For info contact Ann Gertz at X2300
Caption for image: March 11 Great Eastern Japan Earthquake and Tsunami. Measuring 9, biggest ever to hit Japan destroying the NE coast line cities and villages for 200 plus miles. Toshiya Kanaka, 79, doing the clothes he found in his house that was in the background. He now lives in a refugee center during the day but stays with his wife in a small workshop where he has gathered together all he needs to survive happily making knots with ropes he has recovered from wreckage. It’s a hobby of which he has many. A very resourceful man who challenges this to undo him. © Michael Yamashita

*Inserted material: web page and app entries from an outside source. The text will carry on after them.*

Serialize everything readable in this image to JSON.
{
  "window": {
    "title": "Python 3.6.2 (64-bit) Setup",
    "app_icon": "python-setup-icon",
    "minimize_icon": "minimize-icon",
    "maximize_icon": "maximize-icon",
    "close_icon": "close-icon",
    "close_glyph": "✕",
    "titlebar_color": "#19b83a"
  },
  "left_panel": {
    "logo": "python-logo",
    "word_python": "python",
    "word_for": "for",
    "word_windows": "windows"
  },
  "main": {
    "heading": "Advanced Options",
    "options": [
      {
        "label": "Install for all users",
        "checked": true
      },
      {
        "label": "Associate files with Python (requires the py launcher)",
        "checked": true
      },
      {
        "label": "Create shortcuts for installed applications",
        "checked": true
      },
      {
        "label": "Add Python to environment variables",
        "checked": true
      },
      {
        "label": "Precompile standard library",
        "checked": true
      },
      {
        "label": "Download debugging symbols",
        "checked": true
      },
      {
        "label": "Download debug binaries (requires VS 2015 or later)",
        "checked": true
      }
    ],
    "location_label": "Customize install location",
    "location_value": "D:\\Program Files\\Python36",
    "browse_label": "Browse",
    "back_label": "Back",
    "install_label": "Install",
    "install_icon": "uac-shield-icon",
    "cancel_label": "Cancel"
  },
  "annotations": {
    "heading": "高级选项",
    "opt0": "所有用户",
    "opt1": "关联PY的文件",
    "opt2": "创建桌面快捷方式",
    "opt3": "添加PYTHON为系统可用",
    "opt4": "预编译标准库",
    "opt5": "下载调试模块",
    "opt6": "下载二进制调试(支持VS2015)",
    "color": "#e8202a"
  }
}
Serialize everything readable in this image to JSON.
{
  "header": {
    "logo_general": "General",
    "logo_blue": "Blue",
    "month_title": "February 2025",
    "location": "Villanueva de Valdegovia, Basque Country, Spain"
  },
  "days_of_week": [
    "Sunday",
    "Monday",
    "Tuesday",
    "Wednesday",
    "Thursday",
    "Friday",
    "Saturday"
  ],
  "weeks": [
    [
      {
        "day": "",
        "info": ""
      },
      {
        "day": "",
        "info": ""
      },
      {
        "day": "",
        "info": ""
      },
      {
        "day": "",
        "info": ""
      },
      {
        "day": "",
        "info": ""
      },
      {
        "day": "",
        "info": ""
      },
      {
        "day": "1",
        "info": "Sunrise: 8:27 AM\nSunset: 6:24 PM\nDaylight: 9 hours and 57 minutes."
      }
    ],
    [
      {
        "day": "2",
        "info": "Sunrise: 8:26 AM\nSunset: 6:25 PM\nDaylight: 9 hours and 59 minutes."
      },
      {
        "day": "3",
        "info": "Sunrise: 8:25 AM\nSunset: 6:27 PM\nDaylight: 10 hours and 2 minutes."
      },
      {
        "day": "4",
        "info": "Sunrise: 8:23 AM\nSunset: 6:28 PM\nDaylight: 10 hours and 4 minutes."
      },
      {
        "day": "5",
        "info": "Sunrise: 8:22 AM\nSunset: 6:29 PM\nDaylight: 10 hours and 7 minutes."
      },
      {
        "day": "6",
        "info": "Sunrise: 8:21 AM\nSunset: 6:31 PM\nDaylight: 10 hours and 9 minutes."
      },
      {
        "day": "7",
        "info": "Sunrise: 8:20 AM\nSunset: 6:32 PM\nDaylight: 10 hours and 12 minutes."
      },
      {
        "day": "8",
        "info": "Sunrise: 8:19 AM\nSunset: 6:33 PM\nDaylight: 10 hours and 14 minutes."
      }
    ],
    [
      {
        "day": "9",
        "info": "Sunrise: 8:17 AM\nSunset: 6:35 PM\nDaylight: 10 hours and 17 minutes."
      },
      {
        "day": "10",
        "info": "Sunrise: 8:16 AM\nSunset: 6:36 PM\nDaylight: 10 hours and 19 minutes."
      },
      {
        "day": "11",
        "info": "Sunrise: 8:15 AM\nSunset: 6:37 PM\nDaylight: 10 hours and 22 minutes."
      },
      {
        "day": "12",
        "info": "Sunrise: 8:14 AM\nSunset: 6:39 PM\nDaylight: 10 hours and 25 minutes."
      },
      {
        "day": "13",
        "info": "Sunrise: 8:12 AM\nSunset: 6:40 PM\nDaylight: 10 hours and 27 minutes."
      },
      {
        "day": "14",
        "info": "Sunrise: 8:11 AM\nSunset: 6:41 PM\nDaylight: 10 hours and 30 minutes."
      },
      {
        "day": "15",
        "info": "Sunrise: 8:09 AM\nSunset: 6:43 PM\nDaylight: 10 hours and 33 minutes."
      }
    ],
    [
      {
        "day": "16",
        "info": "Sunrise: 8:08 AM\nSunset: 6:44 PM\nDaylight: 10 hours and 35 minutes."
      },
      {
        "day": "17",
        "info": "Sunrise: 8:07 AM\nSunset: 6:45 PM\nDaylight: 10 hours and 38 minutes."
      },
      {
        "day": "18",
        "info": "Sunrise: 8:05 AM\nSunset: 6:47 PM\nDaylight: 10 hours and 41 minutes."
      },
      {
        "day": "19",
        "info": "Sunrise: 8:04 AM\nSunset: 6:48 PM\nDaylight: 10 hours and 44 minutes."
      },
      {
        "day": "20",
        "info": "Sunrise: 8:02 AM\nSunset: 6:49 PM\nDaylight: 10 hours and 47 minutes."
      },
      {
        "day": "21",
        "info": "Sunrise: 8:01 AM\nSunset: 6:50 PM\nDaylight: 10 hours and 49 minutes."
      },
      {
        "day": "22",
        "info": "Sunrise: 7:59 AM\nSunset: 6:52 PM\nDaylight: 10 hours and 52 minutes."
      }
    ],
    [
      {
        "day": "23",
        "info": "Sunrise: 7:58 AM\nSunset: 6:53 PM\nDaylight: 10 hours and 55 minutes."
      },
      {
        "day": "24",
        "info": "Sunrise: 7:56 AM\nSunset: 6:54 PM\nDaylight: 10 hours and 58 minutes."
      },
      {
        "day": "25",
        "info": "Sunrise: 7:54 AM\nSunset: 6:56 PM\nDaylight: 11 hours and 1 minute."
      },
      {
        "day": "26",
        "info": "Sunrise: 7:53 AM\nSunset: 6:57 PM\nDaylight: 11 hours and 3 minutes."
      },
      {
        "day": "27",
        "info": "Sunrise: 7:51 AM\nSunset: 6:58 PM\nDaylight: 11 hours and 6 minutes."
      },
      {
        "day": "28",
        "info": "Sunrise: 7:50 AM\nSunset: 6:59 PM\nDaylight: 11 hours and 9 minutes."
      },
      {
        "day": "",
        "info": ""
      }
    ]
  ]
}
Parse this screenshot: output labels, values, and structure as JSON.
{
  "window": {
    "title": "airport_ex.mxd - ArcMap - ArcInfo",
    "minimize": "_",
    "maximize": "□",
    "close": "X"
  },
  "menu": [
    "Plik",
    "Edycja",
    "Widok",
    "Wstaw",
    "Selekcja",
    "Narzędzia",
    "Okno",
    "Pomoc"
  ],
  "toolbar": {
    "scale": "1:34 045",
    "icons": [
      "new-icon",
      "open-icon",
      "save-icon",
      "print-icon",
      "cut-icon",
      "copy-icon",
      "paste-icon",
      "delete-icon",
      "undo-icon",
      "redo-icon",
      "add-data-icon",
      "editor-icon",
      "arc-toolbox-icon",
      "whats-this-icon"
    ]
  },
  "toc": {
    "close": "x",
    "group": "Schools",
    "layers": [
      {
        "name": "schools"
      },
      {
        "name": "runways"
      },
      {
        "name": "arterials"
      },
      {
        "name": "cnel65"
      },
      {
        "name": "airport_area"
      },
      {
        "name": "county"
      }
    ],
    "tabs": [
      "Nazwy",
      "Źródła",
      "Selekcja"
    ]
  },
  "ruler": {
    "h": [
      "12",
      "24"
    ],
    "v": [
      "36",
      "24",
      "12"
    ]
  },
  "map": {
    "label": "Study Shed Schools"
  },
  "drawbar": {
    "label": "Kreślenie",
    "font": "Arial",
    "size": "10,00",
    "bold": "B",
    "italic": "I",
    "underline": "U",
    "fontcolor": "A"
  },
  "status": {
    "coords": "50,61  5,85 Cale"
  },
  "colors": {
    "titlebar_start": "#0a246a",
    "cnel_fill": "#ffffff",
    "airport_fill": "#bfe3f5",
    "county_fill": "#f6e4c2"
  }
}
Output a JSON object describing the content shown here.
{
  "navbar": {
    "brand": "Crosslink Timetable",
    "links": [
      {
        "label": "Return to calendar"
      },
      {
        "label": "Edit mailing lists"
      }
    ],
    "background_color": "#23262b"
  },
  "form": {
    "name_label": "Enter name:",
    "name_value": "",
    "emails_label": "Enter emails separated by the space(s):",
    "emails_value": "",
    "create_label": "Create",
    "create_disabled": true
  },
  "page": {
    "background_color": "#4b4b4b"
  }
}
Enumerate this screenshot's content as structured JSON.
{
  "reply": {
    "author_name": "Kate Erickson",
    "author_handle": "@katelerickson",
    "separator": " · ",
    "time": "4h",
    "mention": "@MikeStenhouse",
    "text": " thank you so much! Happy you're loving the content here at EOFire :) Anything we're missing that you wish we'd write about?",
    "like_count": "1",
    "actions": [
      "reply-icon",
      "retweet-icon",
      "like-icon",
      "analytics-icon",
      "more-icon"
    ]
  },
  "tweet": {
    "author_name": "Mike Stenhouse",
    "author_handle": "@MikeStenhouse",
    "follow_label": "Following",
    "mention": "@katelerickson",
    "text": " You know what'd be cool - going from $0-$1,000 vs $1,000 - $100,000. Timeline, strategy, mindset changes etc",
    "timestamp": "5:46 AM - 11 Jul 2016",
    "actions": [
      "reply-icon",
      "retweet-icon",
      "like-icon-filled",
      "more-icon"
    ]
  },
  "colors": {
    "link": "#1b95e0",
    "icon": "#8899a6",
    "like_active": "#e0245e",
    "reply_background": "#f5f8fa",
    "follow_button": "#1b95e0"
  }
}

You are invited to attend the symposium on the “North Africa Spring” on Friday, March 2nd. The symposium will run from 2pm – 5.30pm at the Russell House (including a reception after the event). It will feature two speakers. Leonardo Villalon, a political scientist at the University of Florida, will speak on “Spring Storms Across the Sahara: The Francophone Sahel in the Wake of the north African Spring”. Katherine Hoffman, an anthropologist at Northwestern University, will discuss: “Revolution’s Refugees: Tunisian Amazigh Responses to Displaced Libyans and their Commuter Rebellion”. Their presentations will be followed by commentary from Wesleyan faculty in Religion, Middle Eastern Studies, and Philosophy.
See below for more information about our guest speakers. We also have a website: http://africa.blogs.wesleyan.edu/the-north-africa-spring/
Sponsored by The African Studies Cluster, the Government Department, the Thomas and Catharine McMahon Memorial Fund of the Romance Languages and Literatures Department, the Dean of the Social Sciences and Interdisciplinary Programs, the College of Letters, and the Anthropology Department.
“Is the University Universal?: South Asian Diasporas and Globalized Education in the Gulf Arab States
Assistant Professor, Texas A&M University
Tuesday February 28, 4:30-6:00pm
A graduate of Wesleyan’s Feminism, Gender and Sexuality Studies Program, Prof. Vora is currently an assistant professor of anthropology and women’s studies at Texas A&M University. Her book “Impossible Citizens: Dubai’s Indian Diaspora” is forthcoming with Duke University Press. Prof. Vora’s talk is sponsored by the South Asia Studies program, the Feminism, Gender and Sexuality Studies program, and the Middle East Studies program.
Extreme budget cuts, corporate partnerships, and neoliberalization of education have left many scholars wondering about the future of American universities. In particular, what will happen to liberal arts curricula, academic freedom, diversity, and critical thinking within higher education? The proliferation of branch campuses, particularly in Gulf Arab cities like Doha, Abu Dhabi, and Dubai have added to these questions. This paper explores, through the experiences of South Asian diasporic youth in Dubai, some of the early impacts of this new distributed knowledge economy on forms of identification, belonging, and citizenship in the Gulf Arab States.
Neha Vora’s research focuses on forms of citizenship, belonging, and exclusion within the contemporary Gulf Arab States. In particular, she explores how economic, political, and social changes in countries like the United Arab Emirates and Qatar shape the on-the-ground experiences of the large Indian diaspora residing in the region. Although many accounts of migrants in these countries emphasize their lack of belonging, since legal citizenship is mostly unattainable, Dr. Vora’s research follows anthropological and interdisciplinary scholarship that multiplies and expands the concept of citizenship to include different forms and scales, including urban, diasporic, transnational, flexible, and substantive.